━━━━━ RECORDS SUPPLIED ━━━━━

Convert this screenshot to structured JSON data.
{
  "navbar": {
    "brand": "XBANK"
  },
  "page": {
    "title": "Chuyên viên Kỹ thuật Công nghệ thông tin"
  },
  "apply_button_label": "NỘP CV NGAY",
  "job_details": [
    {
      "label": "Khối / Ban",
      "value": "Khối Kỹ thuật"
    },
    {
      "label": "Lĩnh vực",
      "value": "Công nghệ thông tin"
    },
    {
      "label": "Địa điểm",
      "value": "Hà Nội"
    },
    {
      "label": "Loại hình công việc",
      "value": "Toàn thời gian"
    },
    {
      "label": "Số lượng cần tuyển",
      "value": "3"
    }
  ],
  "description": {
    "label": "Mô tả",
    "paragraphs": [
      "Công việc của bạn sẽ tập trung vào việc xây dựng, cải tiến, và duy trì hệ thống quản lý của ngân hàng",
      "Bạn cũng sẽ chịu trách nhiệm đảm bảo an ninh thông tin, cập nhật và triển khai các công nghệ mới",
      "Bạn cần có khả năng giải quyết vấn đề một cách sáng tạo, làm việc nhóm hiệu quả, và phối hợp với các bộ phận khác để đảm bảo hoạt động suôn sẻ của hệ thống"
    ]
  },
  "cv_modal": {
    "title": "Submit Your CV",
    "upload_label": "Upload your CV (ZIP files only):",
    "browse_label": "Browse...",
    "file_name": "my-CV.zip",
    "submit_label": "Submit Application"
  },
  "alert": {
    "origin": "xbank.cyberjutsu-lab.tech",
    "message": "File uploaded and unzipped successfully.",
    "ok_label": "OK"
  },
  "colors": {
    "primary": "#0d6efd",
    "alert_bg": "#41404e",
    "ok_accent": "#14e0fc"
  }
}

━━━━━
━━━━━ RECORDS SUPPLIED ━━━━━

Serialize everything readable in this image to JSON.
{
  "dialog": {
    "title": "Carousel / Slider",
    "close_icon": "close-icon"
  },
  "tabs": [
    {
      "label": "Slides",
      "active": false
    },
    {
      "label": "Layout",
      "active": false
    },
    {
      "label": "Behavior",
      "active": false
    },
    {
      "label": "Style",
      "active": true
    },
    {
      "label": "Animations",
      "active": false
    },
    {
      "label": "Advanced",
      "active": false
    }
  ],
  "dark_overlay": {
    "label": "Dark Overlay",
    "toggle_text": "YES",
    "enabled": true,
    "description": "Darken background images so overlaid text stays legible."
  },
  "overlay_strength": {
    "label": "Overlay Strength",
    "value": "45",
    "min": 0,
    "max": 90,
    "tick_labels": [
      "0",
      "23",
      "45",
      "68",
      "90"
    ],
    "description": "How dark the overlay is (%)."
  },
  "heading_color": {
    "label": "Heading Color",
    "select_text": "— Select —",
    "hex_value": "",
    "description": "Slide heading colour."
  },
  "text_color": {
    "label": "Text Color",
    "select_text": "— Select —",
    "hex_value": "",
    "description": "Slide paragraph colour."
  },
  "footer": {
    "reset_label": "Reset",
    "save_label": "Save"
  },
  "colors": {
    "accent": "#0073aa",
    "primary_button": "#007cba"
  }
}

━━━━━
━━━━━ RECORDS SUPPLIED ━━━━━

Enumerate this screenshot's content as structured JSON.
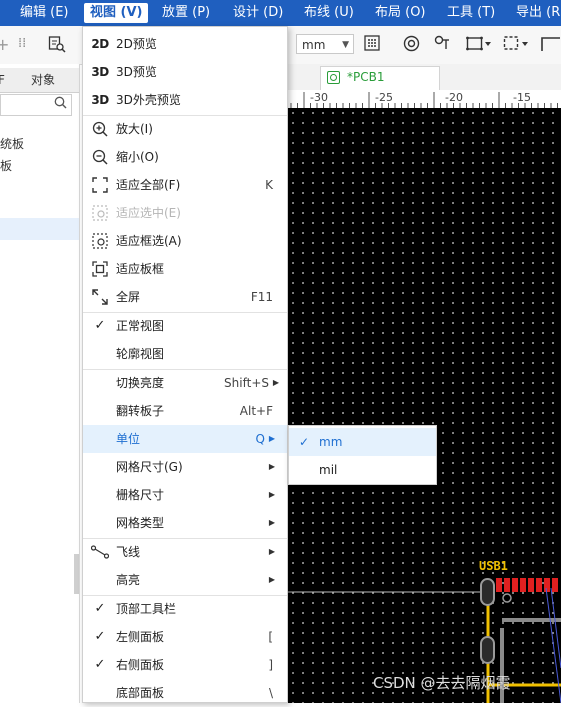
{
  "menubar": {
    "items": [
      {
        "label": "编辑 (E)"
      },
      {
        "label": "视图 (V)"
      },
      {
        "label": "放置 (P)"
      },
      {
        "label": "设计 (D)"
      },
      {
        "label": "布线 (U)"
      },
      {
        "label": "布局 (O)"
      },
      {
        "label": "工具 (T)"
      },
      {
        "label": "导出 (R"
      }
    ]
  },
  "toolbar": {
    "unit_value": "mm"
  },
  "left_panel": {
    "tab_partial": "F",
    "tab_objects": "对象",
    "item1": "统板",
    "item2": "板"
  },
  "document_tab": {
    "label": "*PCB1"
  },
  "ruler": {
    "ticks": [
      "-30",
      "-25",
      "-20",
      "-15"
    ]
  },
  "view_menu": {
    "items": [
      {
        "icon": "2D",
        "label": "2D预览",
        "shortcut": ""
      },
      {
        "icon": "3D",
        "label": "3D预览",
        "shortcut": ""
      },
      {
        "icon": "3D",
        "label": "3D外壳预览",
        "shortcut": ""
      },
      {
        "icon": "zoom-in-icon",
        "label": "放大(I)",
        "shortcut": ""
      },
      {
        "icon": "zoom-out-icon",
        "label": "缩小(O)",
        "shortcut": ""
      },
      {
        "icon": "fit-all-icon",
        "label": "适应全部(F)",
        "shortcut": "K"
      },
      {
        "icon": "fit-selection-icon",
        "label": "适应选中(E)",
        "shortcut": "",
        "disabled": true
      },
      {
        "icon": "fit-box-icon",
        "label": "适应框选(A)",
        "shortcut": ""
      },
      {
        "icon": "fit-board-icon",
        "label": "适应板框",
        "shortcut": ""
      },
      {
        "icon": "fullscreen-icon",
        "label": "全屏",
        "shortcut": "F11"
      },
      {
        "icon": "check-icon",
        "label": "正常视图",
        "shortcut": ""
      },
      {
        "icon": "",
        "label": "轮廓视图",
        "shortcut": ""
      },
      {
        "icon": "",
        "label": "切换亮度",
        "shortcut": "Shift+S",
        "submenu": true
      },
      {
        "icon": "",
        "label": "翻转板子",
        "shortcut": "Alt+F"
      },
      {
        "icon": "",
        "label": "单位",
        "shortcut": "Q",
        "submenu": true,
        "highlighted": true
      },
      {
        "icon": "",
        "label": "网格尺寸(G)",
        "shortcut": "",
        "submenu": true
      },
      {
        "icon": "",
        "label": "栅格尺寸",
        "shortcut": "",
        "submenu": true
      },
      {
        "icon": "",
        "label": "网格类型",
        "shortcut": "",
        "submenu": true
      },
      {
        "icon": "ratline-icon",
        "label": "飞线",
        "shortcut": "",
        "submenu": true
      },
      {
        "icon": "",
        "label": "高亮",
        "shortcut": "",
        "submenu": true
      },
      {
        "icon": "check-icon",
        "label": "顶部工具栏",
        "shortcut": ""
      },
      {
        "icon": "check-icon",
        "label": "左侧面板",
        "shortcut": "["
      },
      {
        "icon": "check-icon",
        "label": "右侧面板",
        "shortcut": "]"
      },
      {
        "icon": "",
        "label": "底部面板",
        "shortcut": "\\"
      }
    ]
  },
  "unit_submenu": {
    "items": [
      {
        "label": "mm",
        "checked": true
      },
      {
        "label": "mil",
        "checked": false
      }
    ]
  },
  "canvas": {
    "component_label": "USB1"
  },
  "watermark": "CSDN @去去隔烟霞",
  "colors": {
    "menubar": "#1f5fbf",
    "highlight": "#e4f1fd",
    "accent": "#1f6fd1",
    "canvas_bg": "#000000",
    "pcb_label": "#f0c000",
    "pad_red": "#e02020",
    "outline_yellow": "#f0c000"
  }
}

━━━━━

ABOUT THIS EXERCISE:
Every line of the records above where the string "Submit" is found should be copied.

SOLUTION:
    "title": "Submit Your CV",
    "submit_label": "Submit Application"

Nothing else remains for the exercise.